This measures a horse’s final time against our track pars, with the daily track variant factored in. A horse equaling the track par (Average Time (AT) listed in Race Sheet) for the distance would earn a 150 Final Time Rating. Three points are deduced for each length slower than par. The Final Time Rating considers only the final time earned by the horse. In theory, the higher the Final Time Rating, the faster the horse. Of course, Final Time Ratings are often influenced by what goes on early in the race (the pace). By using the FNL RAT with the Pace Rating (PAC RAT) you will get a good picture of how the race will be run and who will be out in front at each point in the race.
The Final Time Rating for up to the horse’s last 6 starts are listed on all Digest racing sheets in the horse’s data lines under the FNL RAT heading. The Final Time Rating is a valuable speed figure that makes it easy to compare a horse’s past performance to see if the horse is improving and how they compare to other horse’s running in today’s race. Understanding how to use the Digest’s Final Time Rating can also help give you an advantage in determining which horses are in form and might run well in their next start and which may be in need of additional works and races before they can compete in today’s race.
How to Use the Final Time Rating (FNL RAT) with the Pace Rating (PAC RAT)
There are various ways to use Final Time Ratings we recommend using them with the Pace Rating (PAC RAT). Here are a few examples of how to use both Pace Rating and Final Time Rating:
Finding the Quickest Frontrunner – If one speed horse can outrun the other speed horses in a race, it usually means curtains for the other frontrunners. If one of the frontrunners consistently earns higher Pace Ratings than his adversaries, he may boast a “pace advantage” in today’s race.
Sprint to Route – If a horse has never routed before, Pace and Final Time Ratings can help determine whether he’ll “go long”. Horses who tend to do better going from a sprint to a route for the first time have Pace and Final Time Ratings either in balance (i.e., relatively the same) or show higher Final Time Ratings than Pace Ratings. This is usually an indication that the horse is finishing and might not mind a route.
A Strong Final Time Rating Last Race – Horses in good form usually earn strong Final Time Ratings in their last start. While the pace often can influence a horse’s Final time Rating (e.g., an easy lead, speed duel, etc.) horses with strong Final Time Ratings compared to their competition often run well right back.
2 Different Ways to Use the FNL RAT to Determine If A Horse Is a Viable Threat
1) Compare the FNL RAT to the RCL
It’s rare but when you see this scenario it can be worth it’s weight in gold.
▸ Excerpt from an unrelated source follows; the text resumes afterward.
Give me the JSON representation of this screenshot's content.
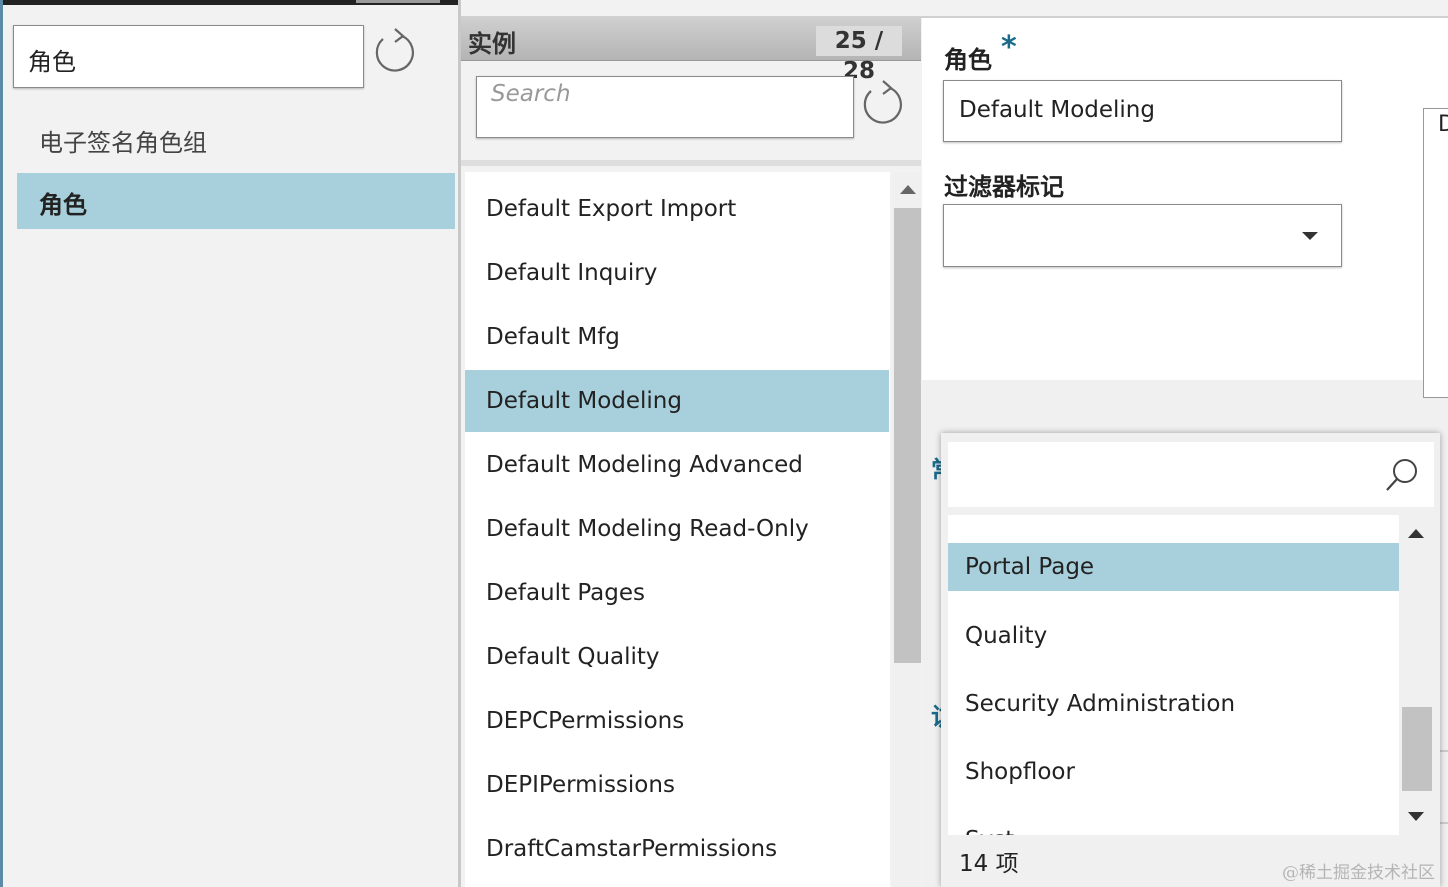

If a horse earns a final time rating (FNL RAT), in it’s most recent race, greater than the Race Competition Level (RCL) of that same race it has a good chance of winning. If the final time rating of it’s last race is greater than the RCL of today’s race it has a great chance of winning. Of course you would need to compare it with the other horses running as there might be multiple horses that earned a final time rating greater than today’s RCL.
2) Compare the FNL RAT to the Class Level FNL RAT
A horse can be determined to be a viable threat by comparing the Final Time Rating (FNL RAT) with a Final Time Rating for this class level. There is a little math that needs to be done to get the Final Time Rating for this class level but we’ll show you how below.
All of our Average Times (AT) are the equivalent of a 150 Final Time Rating. In other words any horse that had a Final Time Rating of 150 would have a final time the same as the Average Time listed for that race. The Average Time (AT) and Average For This Level (AFTL) listed in the top of the race sheets.
To determine the Final Time Rating for this class level find the Average Final Time at this Level (AFTL). Take the final time of the AFTL and subtract the final time of the Average Time (AT). The difference in seconds should then be divided by 2 to give you the number of lengths. (1 second = 5 lengths) Then multiply that number of lengths by 3 (3 points = 1 length). Then subtract that number from 150. Any horse with a FNL RAT at or within 9 points below that number should be considered a viable threat.
Example of how to do the calculation: